Records:
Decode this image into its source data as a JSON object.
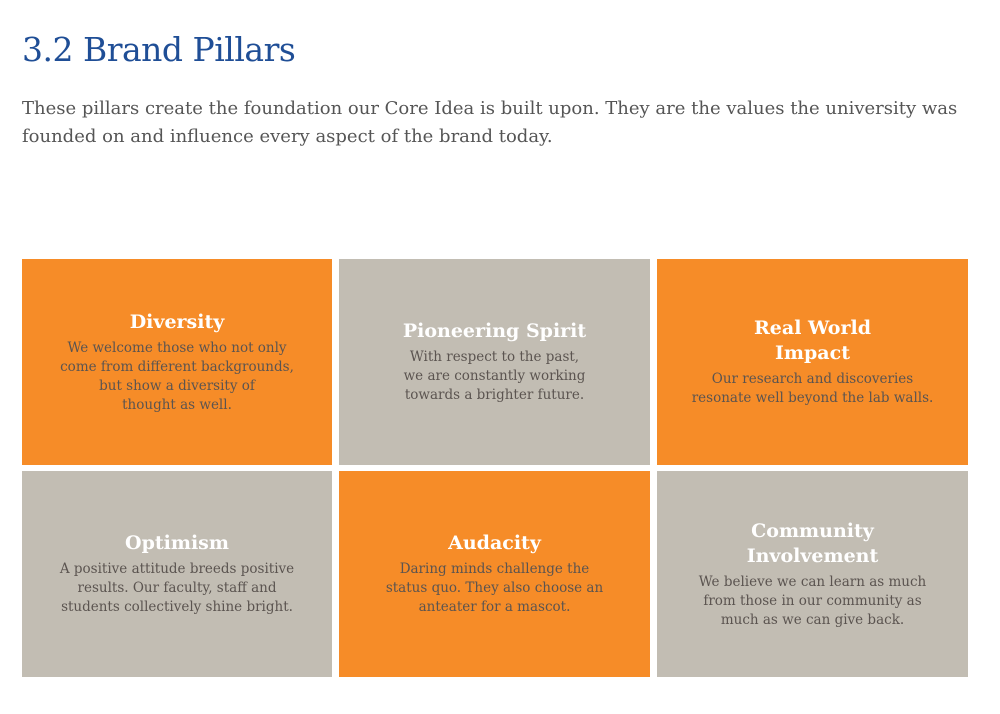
{
  "header": {
    "title": "3.2 Brand Pillars",
    "intro": "These pillars create the foundation our Core Idea is built upon. They are the values the university was founded on and influence every aspect of the brand today."
  },
  "colors": {
    "title": "#1f4e96",
    "orange": "#f68c28",
    "gray": "#c2bdb3",
    "tile_title": "#ffffff",
    "tile_text": "#5b5450"
  },
  "pillars": [
    {
      "title": "Diversity",
      "description": "We welcome those who not only\ncome from different backgrounds,\nbut show a diversity of\nthought as well.",
      "color": "orange"
    },
    {
      "title": "Pioneering Spirit",
      "description": "With respect to the past,\nwe are constantly working\ntowards a brighter future.",
      "color": "gray"
    },
    {
      "title": "Real World\nImpact",
      "description": "Our research and discoveries\nresonate well beyond the lab walls.",
      "color": "orange"
    },
    {
      "title": "Optimism",
      "description": "A positive attitude breeds positive\nresults. Our faculty, staff and\nstudents collectively shine bright.",
      "color": "gray"
    },
    {
      "title": "Audacity",
      "description": "Daring minds challenge the\nstatus quo. They also choose an\nanteater for a mascot.",
      "color": "orange"
    },
    {
      "title": "Community\nInvolvement",
      "description": "We believe we can learn as much\nfrom those in our community as\nmuch as we can give back.",
      "color": "gray"
    }
  ]
}
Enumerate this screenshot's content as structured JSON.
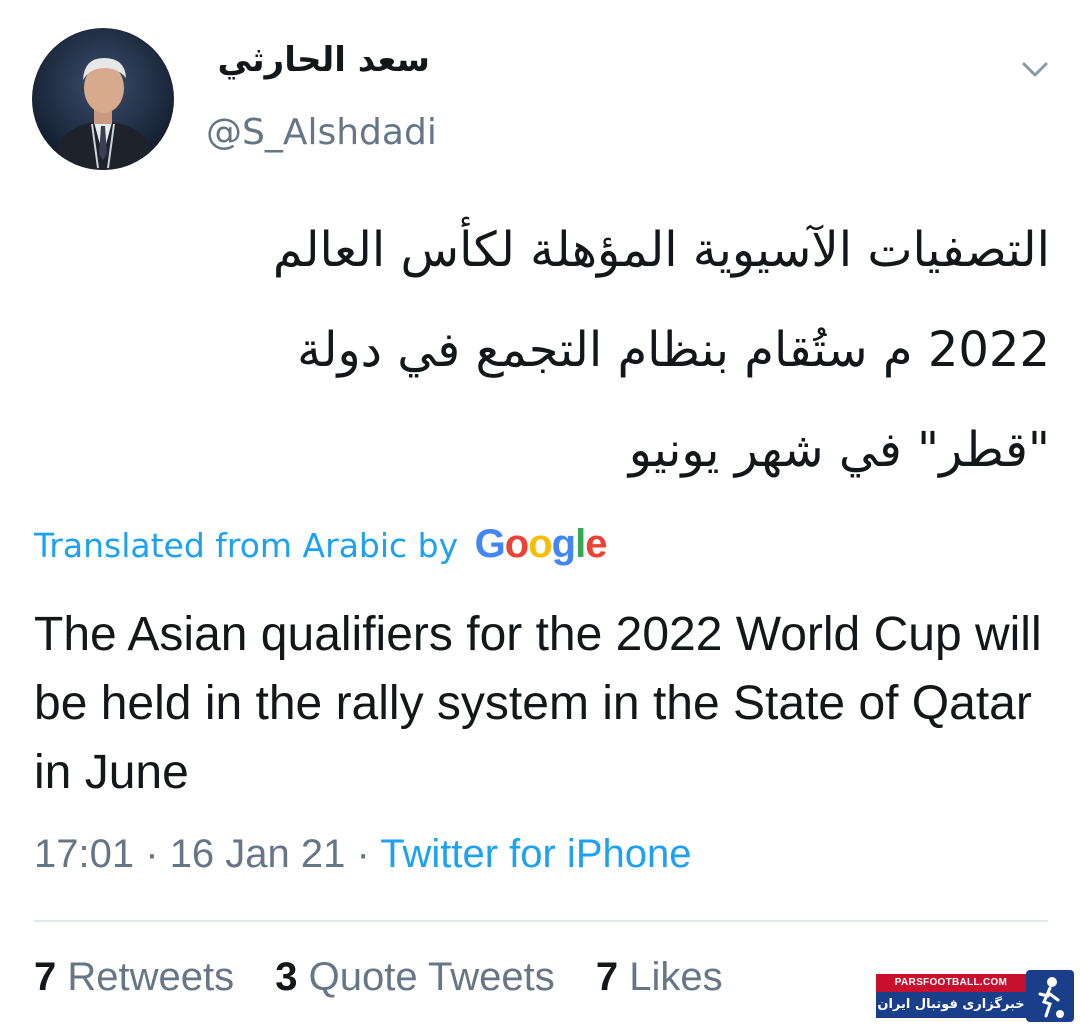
{
  "author": {
    "display_name": "سعد الحارثي",
    "handle": "@S_Alshdadi",
    "avatar": "avatar-photo"
  },
  "menu_icon": "chevron-down-icon",
  "tweet": {
    "arabic_lines": [
      "التصفيات الآسيوية المؤهلة لكأس العالم",
      "2022 م ستُقام بنظام التجمع في دولة",
      "\"قطر\" في شهر يونيو"
    ],
    "translation_note": "Translated from Arabic by",
    "translation_provider": "Google",
    "translated_text": "The Asian qualifiers for the 2022 World Cup will be held in the rally system in the State of Qatar in June"
  },
  "meta": {
    "time": "17:01",
    "separator": "·",
    "date": "16 Jan 21",
    "source": "Twitter for iPhone"
  },
  "stats": {
    "retweets_count": "7",
    "retweets_label": "Retweets",
    "quotes_count": "3",
    "quotes_label": "Quote Tweets",
    "likes_count": "7",
    "likes_label": "Likes"
  },
  "watermark": {
    "site": "PARSFOOTBALL.COM",
    "tagline": "خبرگزاری فوتبال ایران"
  },
  "colors": {
    "link_blue": "#1da1f2",
    "muted_gray": "#657786",
    "text_dark": "#14171a"
  }
}
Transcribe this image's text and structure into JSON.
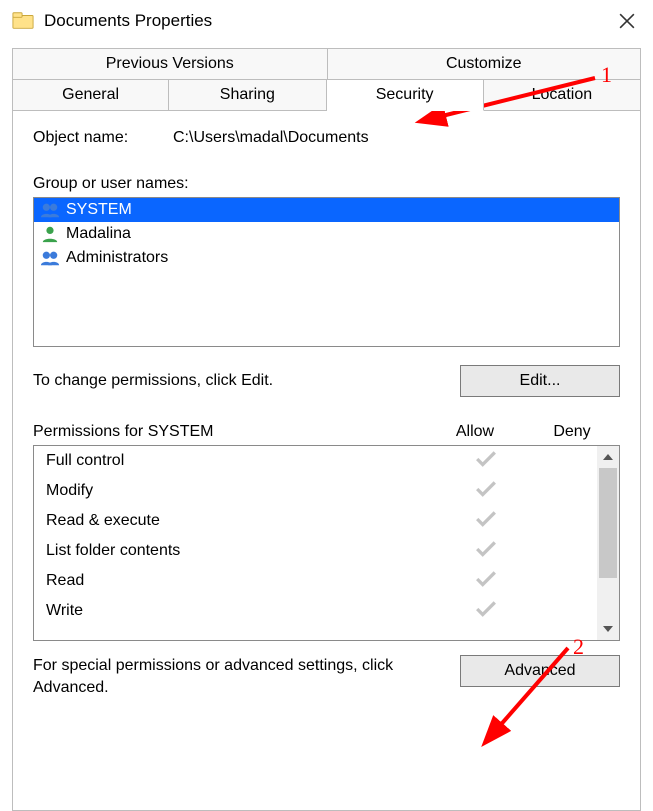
{
  "title": "Documents Properties",
  "tabs_top": [
    "Previous Versions",
    "Customize"
  ],
  "tabs_bottom": [
    "General",
    "Sharing",
    "Security",
    "Location"
  ],
  "object_name_label": "Object name:",
  "object_name_value": "C:\\Users\\madal\\Documents",
  "group_label": "Group or user names:",
  "users": [
    {
      "name": "SYSTEM",
      "icon": "group",
      "selected": true
    },
    {
      "name": "Madalina",
      "icon": "user",
      "selected": false
    },
    {
      "name": "Administrators",
      "icon": "group",
      "selected": false
    }
  ],
  "change_text": "To change permissions, click Edit.",
  "edit_button": "Edit...",
  "perm_header": "Permissions for SYSTEM",
  "allow_label": "Allow",
  "deny_label": "Deny",
  "permissions": [
    {
      "name": "Full control",
      "allow": true
    },
    {
      "name": "Modify",
      "allow": true
    },
    {
      "name": "Read & execute",
      "allow": true
    },
    {
      "name": "List folder contents",
      "allow": true
    },
    {
      "name": "Read",
      "allow": true
    },
    {
      "name": "Write",
      "allow": true
    }
  ],
  "advanced_text": "For special permissions or advanced settings, click Advanced.",
  "advanced_button": "Advanced",
  "annotations": {
    "one": "1",
    "two": "2"
  }
}
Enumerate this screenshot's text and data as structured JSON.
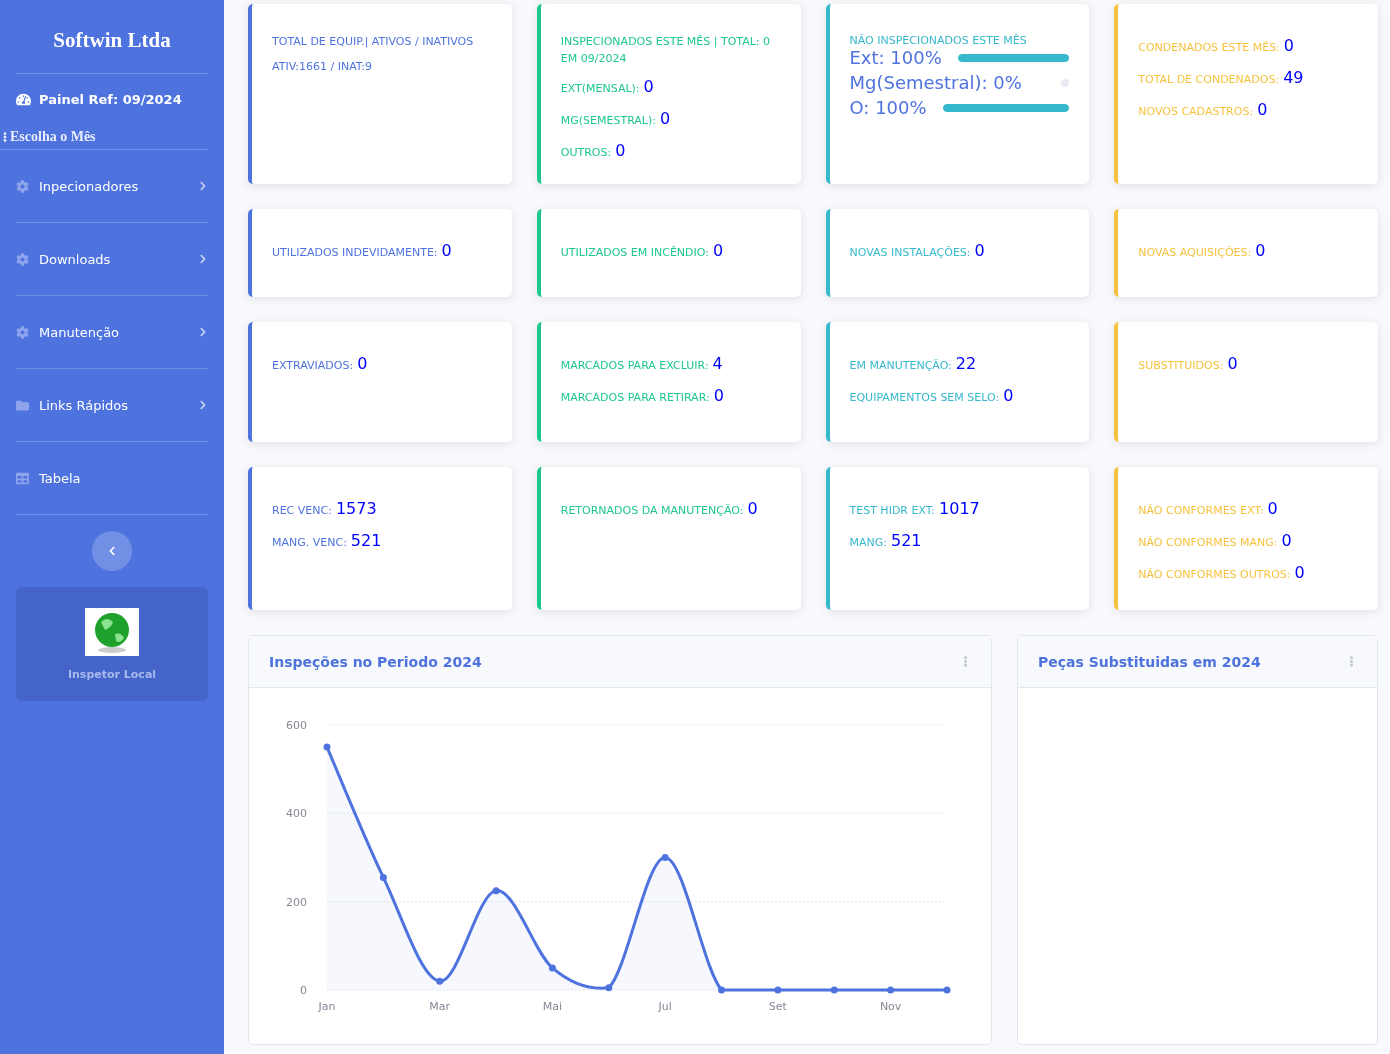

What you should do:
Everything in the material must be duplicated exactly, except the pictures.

Answer:
Decode this image into its source data as a JSON object.
{
  "header": {
    "title": "3.2 Brand Pillars",
    "intro": "These pillars create the foundation our Core Idea is built upon. They are the values the university was founded on and influence every aspect of the brand today."
  },
  "colors": {
    "title": "#1f4e96",
    "orange": "#f68c28",
    "gray": "#c2bdb3",
    "tile_title": "#ffffff",
    "tile_text": "#5b5450"
  },
  "pillars": [
    {
      "title": "Diversity",
      "description": "We welcome those who not only\ncome from different backgrounds,\nbut show a diversity of\nthought as well.",
      "color": "orange"
    },
    {
      "title": "Pioneering Spirit",
      "description": "With respect to the past,\nwe are constantly working\ntowards a brighter future.",
      "color": "gray"
    },
    {
      "title": "Real World\nImpact",
      "description": "Our research and discoveries\nresonate well beyond the lab walls.",
      "color": "orange"
    },
    {
      "title": "Optimism",
      "description": "A positive attitude breeds positive\nresults. Our faculty, staff and\nstudents collectively shine bright.",
      "color": "gray"
    },
    {
      "title": "Audacity",
      "description": "Daring minds challenge the\nstatus quo. They also choose an\nanteater for a mascot.",
      "color": "orange"
    },
    {
      "title": "Community\nInvolvement",
      "description": "We believe we can learn as much\nfrom those in our community as\nmuch as we can give back.",
      "color": "gray"
    }
  ]
}
Enumerate this screenshot's content as structured JSON.
{
  "author": {
    "display_name": "سعد الحارثي",
    "handle": "@S_Alshdadi",
    "avatar": "avatar-photo"
  },
  "menu_icon": "chevron-down-icon",
  "tweet": {
    "arabic_lines": [
      "التصفيات الآسيوية المؤهلة لكأس العالم",
      "2022 م ستُقام بنظام التجمع في دولة",
      "\"قطر\" في شهر يونيو"
    ],
    "translation_note": "Translated from Arabic by",
    "translation_provider": "Google",
    "translated_text": "The Asian qualifiers for the 2022 World Cup will be held in the rally system in the State of Qatar in June"
  },
  "meta": {
    "time": "17:01",
    "separator": "·",
    "date": "16 Jan 21",
    "source": "Twitter for iPhone"
  },
  "stats": {
    "retweets_count": "7",
    "retweets_label": "Retweets",
    "quotes_count": "3",
    "quotes_label": "Quote Tweets",
    "likes_count": "7",
    "likes_label": "Likes"
  },
  "watermark": {
    "site": "PARSFOOTBALL.COM",
    "tagline": "خبرگزاری فوتبال ایران"
  },
  "colors": {
    "link_blue": "#1da1f2",
    "muted_gray": "#657786",
    "text_dark": "#14171a"
  }
}
Transcribe this image's text and structure into JSON.
{
  "title": "Documents Properties",
  "tabs_top": [
    "Previous Versions",
    "Customize"
  ],
  "tabs_bottom": [
    "General",
    "Sharing",
    "Security",
    "Location"
  ],
  "object_name_label": "Object name:",
  "object_name_value": "C:\\Users\\madal\\Documents",
  "group_label": "Group or user names:",
  "users": [
    {
      "name": "SYSTEM",
      "icon": "group",
      "selected": true
    },
    {
      "name": "Madalina",
      "icon": "user",
      "selected": false
    },
    {
      "name": "Administrators",
      "icon": "group",
      "selected": false
    }
  ],
  "change_text": "To change permissions, click Edit.",
  "edit_button": "Edit...",
  "perm_header": "Permissions for SYSTEM",
  "allow_label": "Allow",
  "deny_label": "Deny",
  "permissions": [
    {
      "name": "Full control",
      "allow": true
    },
    {
      "name": "Modify",
      "allow": true
    },
    {
      "name": "Read & execute",
      "allow": true
    },
    {
      "name": "List folder contents",
      "allow": true
    },
    {
      "name": "Read",
      "allow": true
    },
    {
      "name": "Write",
      "allow": true
    }
  ],
  "advanced_text": "For special permissions or advanced settings, click Advanced.",
  "advanced_button": "Advanced",
  "annotations": {
    "one": "1",
    "two": "2"
  }
}
Enumerate this screenshot's text and data as structured JSON.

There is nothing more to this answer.